Examples from the Web for selvedge
The points of the flounce are darned back and forth in selvedge effect; but they may be worked in button-hole stitch if preferred.The Art of Modern Lace Making|The Butterick Publishing Co.
Her son, already elderly, had followed as the selvedge follows the piece, he had passed and left the new age stripped bare.Soul of a Bishop|H. G. Wells
He made himself quite popular with the young ladies—so I hear from Mrs. Selvedge.The Bell-Ringer of Angel's and Other Stories|Bret Harte
The selvedge should be trimmed off, as it is hard to sew through and draws up when wet.Handicraft for Girls|Idabelle McGlauflin

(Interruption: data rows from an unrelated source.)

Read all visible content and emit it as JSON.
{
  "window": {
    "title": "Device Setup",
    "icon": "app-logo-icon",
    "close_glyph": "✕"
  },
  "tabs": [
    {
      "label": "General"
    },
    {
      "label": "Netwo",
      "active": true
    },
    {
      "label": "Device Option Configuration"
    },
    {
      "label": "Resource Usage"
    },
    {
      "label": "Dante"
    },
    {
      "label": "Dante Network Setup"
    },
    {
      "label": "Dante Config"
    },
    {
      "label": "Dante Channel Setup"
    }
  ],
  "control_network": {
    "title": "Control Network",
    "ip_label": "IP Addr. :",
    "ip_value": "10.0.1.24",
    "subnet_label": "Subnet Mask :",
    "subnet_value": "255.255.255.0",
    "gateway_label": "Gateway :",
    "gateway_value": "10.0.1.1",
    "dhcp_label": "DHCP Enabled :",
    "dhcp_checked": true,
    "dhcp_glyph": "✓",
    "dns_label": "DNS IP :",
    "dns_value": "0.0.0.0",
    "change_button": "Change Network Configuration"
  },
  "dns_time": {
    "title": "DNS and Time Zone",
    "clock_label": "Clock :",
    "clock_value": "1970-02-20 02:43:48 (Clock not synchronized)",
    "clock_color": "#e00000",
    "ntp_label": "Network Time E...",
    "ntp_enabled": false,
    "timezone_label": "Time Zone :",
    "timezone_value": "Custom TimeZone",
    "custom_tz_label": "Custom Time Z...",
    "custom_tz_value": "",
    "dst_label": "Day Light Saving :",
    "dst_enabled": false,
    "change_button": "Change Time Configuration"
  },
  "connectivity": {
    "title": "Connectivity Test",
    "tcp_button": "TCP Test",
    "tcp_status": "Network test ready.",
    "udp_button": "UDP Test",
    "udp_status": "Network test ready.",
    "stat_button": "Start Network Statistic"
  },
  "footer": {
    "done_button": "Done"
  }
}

This is a very simple matter in a great many fabrics that have a selvedge—the warp must be parallel to the selvedge.Textiles|William H. Dooley
Word Origin for selvage
mid-15c., "edge of web or cloth so finished as to prevent raveling," apparently literally "its own edge," a corruption of self + edge (n.); on analogy of Middle Flemish selvegge (cf. also Low German sulfegge; Dutch zelfkant, from kant "border;" Middle High German selbende, German Selbend, literally "self-end").